Which is why Dr. Penzi says to avoid starting with higher strength treatments (i.e, benzoyl peroxide products that are ten percent strength and higher). “These can be irritating, especially for those with sensitive skin, and studies show that higher concentrations are not necessarily more effective,” she explains. “Be aware that benzoyl peroxide can bleach your towels and any fabric it touches, so be sure to rinse off thoroughly or wear something you don’t mind getting stained.”

How Long Will It Take to Clear Things Up?


While some people may notice some breakouts subside within a few weeks, it can take a few months for the treatments to fully kick in and prevent new breakouts from forming.

When Should You Seek Out a Dermatologist?


“When lifestyle changes and over-the-counter methods don’t work, it is time to see a board- certified dermatologist to consider prescription treatments or rule out other diagnoses,” says Dr. Penzi. Dr. Garshick agrees, adding that there are different conditions that may look similar to acne (like folliculitis or other, overlapping conditions like keratosis pilaris or hidradenitis suppurativa, which may involve nodules and cysts that can be confused with acne).

“Depending on what the condition is, there are different approaches to treatment, and in some cases, a topical or oral prescription may be needed,” explains Dr. Garshick.

Shop Dr. Garshick’s Top Picks for Treating and Preventing Butt Acne:

“While this can be used anywhere on the body, it is a great option for those dealing with butt breakouts as it contains salicylic acid to help reduce breakouts and blemishes without drying the skin. The 360-degree mist helps to target hard to reach areas like the buttocks.”

“These salicylic acid wipes can be applied to the area to help get rid of excess oil, dirt and buildup to help prevent breakouts. They are easy to use and can be used on-the-go.”

“For someone who prefers a physical exfoliant, this gentle body wash effectively cleanses the skin while gently eliminating dead skin cells, helping to improve overall skin texture and tone. Unlike harsh scrubs, it won’t leave the skin feeling dry or irritated.”

“This wash has a lower percentage of benzoyl peroxide in it and is safe to use on the face, back, chest and buttocks. It helps to prevent new breakouts and treats existing ones by killing off acne-causing bacteria.
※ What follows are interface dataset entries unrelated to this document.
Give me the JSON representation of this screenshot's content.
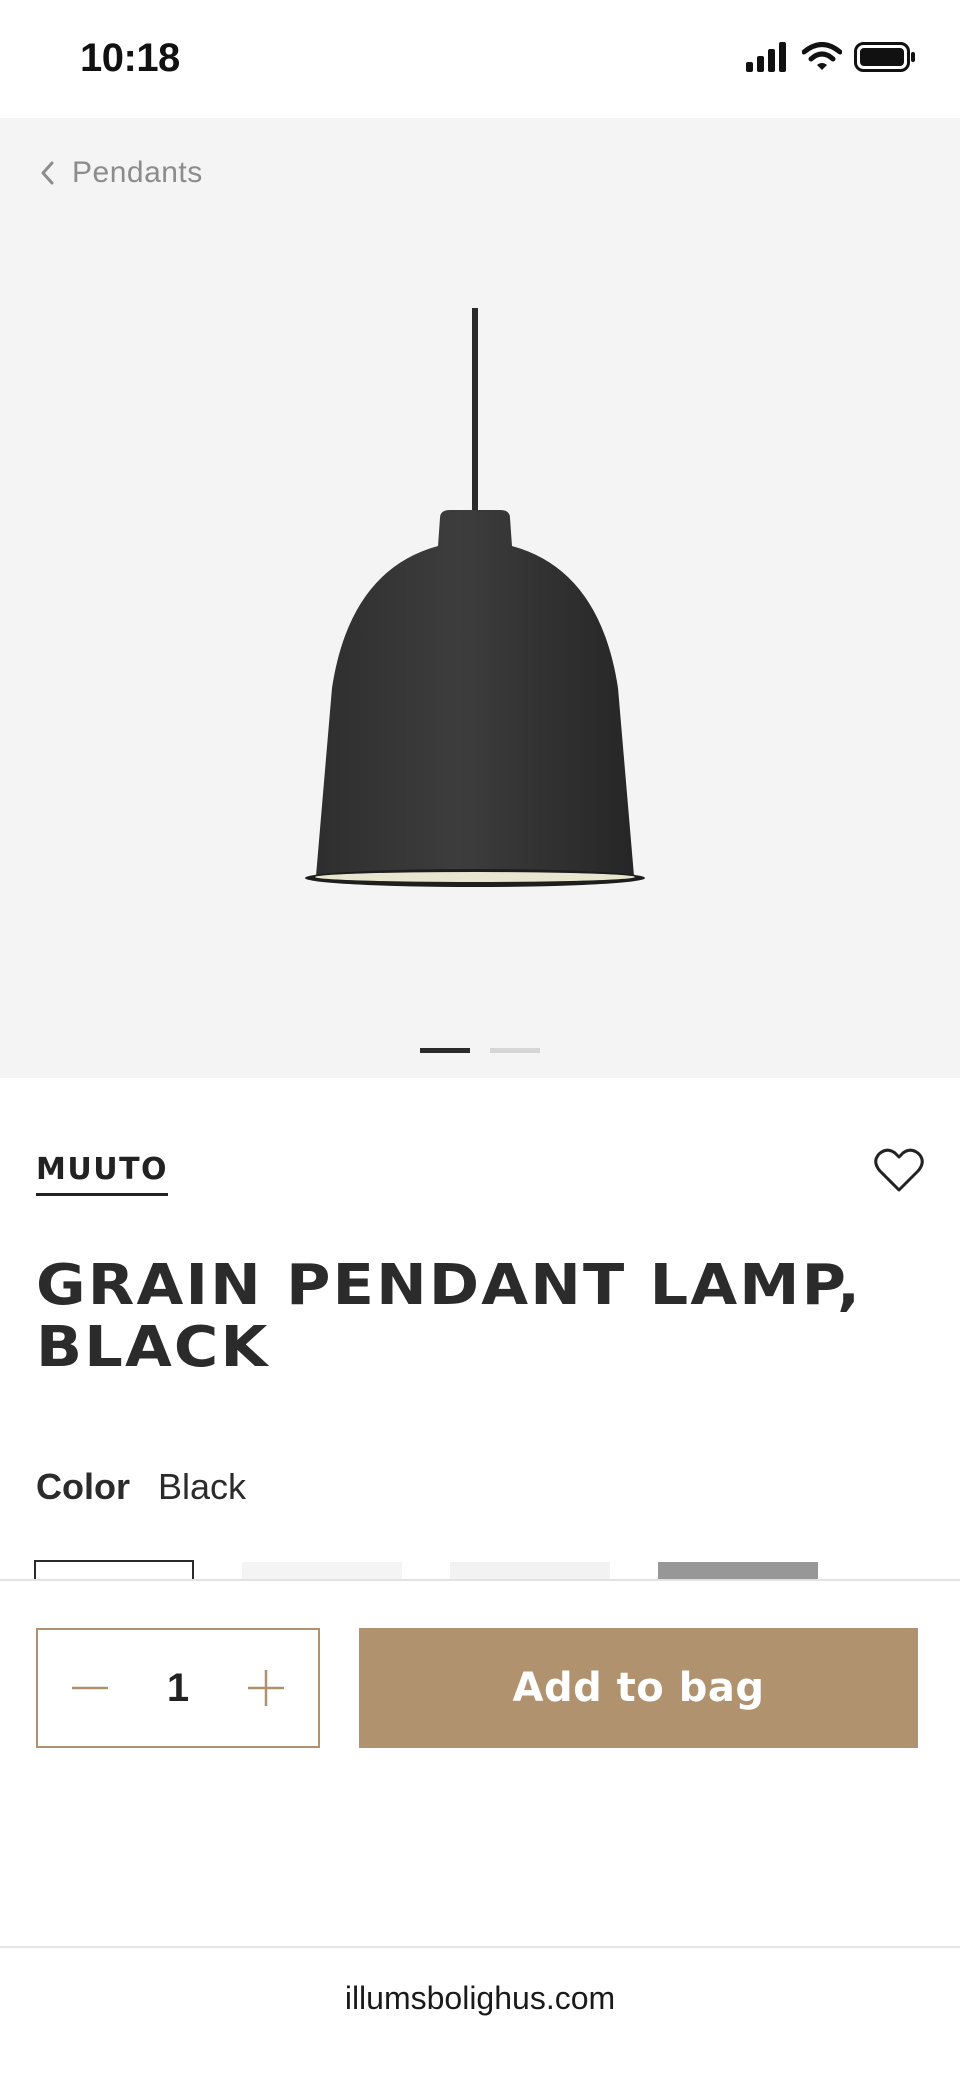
{
  "status_bar": {
    "time": "10:18"
  },
  "nav": {
    "back_label": "Pendants"
  },
  "gallery": {
    "image_count": 2,
    "active_index": 0
  },
  "product": {
    "brand": "MUUTO",
    "title": "GRAIN PENDANT LAMP, BLACK",
    "color_label": "Color",
    "color_value": "Black",
    "swatches": [
      {
        "name": "Black",
        "selected": true,
        "color": "#ffffff"
      },
      {
        "name": "White",
        "selected": false,
        "color": "#f4f4f4"
      },
      {
        "name": "Light grey",
        "selected": false,
        "color": "#f2f2f2"
      },
      {
        "name": "Grey",
        "selected": false,
        "color": "#979797"
      }
    ]
  },
  "cart": {
    "quantity": "1",
    "add_label": "Add to bag",
    "accent_color": "#b0936e"
  },
  "browser": {
    "url": "illumsbolighus.com"
  }
}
It also contains humectants and emollients to boost hydration and minimize irritation.”

“This lotion is a great option for those with rough and bumpy skin on the buttocks, as it gently exfoliates using lactic acid, while simultaneously hydrating the skin so it won’t leave the skin feeling dry or irritated. It helps to eliminate dead skin cells, so your skin feels soft and smooth.”
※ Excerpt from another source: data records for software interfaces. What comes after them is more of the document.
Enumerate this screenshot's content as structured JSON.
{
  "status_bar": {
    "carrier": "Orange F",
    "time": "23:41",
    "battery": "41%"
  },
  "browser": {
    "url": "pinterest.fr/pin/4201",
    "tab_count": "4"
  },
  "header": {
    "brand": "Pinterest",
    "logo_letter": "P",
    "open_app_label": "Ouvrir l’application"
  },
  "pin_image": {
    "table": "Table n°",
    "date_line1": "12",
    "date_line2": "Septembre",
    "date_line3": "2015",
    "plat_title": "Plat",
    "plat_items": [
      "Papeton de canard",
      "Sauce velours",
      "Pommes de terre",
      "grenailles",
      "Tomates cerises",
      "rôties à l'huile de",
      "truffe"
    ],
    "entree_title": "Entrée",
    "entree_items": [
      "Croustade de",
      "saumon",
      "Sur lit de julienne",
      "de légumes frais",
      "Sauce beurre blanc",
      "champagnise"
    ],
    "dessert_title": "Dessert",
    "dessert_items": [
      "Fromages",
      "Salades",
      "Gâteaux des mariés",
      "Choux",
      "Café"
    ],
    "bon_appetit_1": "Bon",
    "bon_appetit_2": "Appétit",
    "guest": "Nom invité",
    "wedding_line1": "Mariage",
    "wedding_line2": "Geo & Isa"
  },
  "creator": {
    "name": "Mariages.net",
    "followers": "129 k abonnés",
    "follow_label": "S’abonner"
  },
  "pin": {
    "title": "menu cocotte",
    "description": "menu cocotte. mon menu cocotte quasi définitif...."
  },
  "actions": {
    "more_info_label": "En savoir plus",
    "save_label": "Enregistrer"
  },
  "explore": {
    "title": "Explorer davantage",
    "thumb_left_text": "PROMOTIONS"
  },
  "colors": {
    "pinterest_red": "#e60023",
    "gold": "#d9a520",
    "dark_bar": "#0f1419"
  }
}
“Made with salicylic and lactic acid, this moisturizing cream eliminates dead skin cells while also unclogging the pores. It’s formulated with hyaluronic acid and niacinamide, which help to hydrate and calm the skin, making it a safe option for anyone who’s prone to dryness and irritation.”

“Last but not least, I like this cleanser because it contains two-percent salicylic acid to help reduce breakouts in combination with niacinamide to soothe the skin. Additionally, it’s fragrance-, paraben- and sulfate-free.”